▸ WHAT IS BEING ASKED
Once the pictures are removed, restate the data below word for word.

▸ PROVIDED ENTRIES
== Segment start ==
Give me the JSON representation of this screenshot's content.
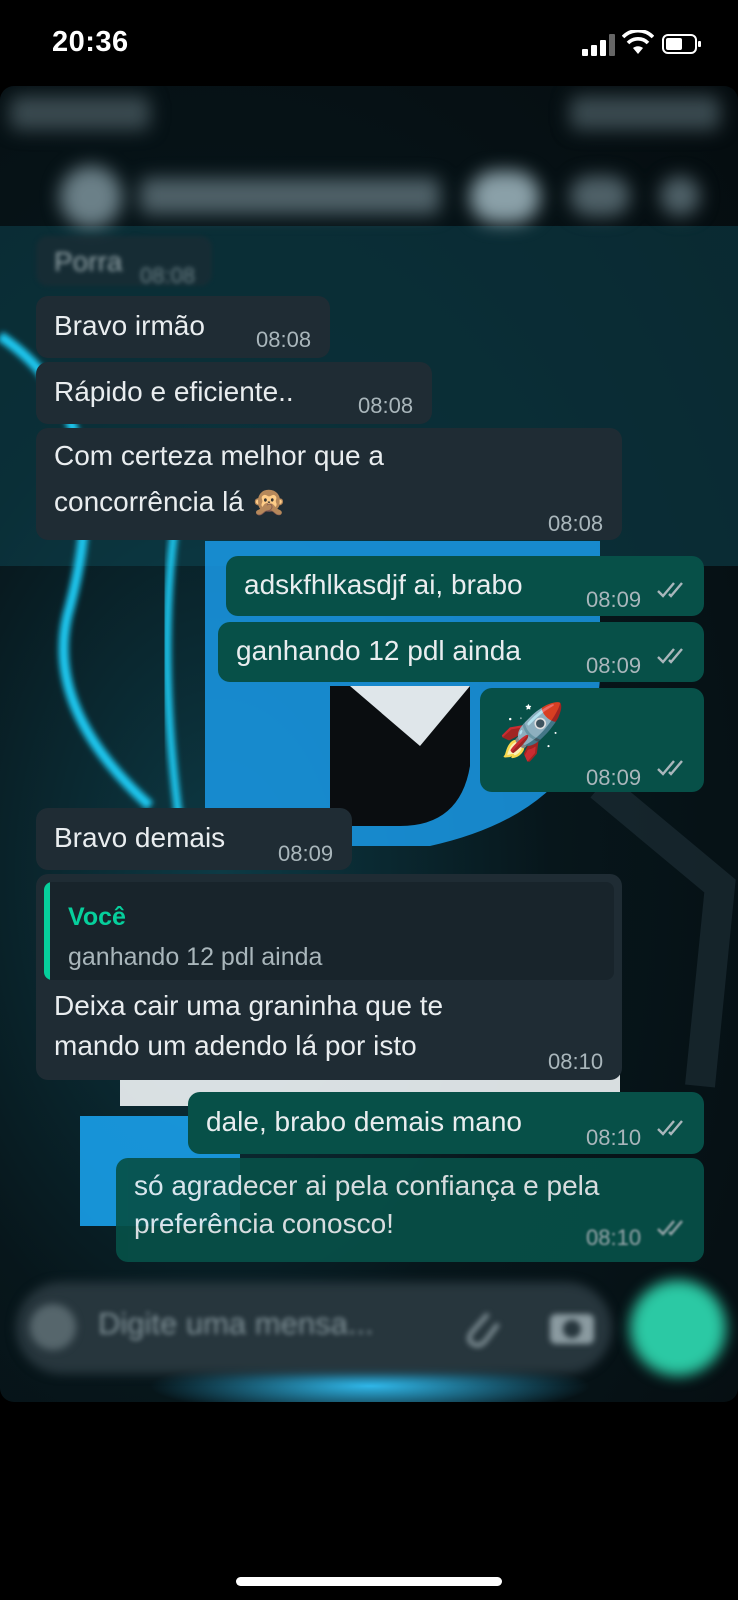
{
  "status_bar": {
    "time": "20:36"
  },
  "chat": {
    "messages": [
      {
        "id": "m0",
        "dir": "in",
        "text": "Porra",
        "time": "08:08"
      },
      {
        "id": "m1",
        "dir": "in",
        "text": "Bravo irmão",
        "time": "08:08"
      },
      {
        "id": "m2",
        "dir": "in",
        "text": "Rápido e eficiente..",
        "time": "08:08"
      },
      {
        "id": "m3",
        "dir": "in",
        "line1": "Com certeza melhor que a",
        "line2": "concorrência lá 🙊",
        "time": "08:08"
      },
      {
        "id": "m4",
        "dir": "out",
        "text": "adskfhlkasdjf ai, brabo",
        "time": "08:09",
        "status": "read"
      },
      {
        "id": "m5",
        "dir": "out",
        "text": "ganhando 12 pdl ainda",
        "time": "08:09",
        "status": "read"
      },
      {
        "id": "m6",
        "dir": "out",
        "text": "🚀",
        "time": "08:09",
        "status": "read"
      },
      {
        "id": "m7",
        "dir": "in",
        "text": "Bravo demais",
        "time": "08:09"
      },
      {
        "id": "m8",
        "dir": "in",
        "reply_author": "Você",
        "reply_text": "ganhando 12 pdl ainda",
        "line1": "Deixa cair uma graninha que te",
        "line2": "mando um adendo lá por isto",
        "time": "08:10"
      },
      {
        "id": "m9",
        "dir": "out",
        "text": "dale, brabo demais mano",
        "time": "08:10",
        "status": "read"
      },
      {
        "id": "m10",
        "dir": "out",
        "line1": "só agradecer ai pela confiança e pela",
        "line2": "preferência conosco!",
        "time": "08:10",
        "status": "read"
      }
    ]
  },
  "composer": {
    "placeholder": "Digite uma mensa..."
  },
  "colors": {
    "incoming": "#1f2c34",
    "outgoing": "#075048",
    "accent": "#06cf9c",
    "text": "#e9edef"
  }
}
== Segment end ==
▸ WRITTEN ANSWER
Give me the JSON representation of this screenshot's content.
{
  "status_bar": {
    "time": "20:36"
  },
  "chat": {
    "messages": [
      {
        "id": "m0",
        "dir": "in",
        "text": "Porra",
        "time": "08:08"
      },
      {
        "id": "m1",
        "dir": "in",
        "text": "Bravo irmão",
        "time": "08:08"
      },
      {
        "id": "m2",
        "dir": "in",
        "text": "Rápido e eficiente..",
        "time": "08:08"
      },
      {
        "id": "m3",
        "dir": "in",
        "line1": "Com certeza melhor que a",
        "line2": "concorrência lá 🙊",
        "time": "08:08"
      },
      {
        "id": "m4",
        "dir": "out",
        "text": "adskfhlkasdjf ai, brabo",
        "time": "08:09",
        "status": "read"
      },
      {
        "id": "m5",
        "dir": "out",
        "text": "ganhando 12 pdl ainda",
        "time": "08:09",
        "status": "read"
      },
      {
        "id": "m6",
        "dir": "out",
        "text": "🚀",
        "time": "08:09",
        "status": "read"
      },
      {
        "id": "m7",
        "dir": "in",
        "text": "Bravo demais",
        "time": "08:09"
      },
      {
        "id": "m8",
        "dir": "in",
        "reply_author": "Você",
        "reply_text": "ganhando 12 pdl ainda",
        "line1": "Deixa cair uma graninha que te",
        "line2": "mando um adendo lá por isto",
        "time": "08:10"
      },
      {
        "id": "m9",
        "dir": "out",
        "text": "dale, brabo demais mano",
        "time": "08:10",
        "status": "read"
      },
      {
        "id": "m10",
        "dir": "out",
        "line1": "só agradecer ai pela confiança e pela",
        "line2": "preferência conosco!",
        "time": "08:10",
        "status": "read"
      }
    ]
  },
  "composer": {
    "placeholder": "Digite uma mensa..."
  },
  "colors": {
    "incoming": "#1f2c34",
    "outgoing": "#075048",
    "accent": "#06cf9c",
    "text": "#e9edef"
  }
}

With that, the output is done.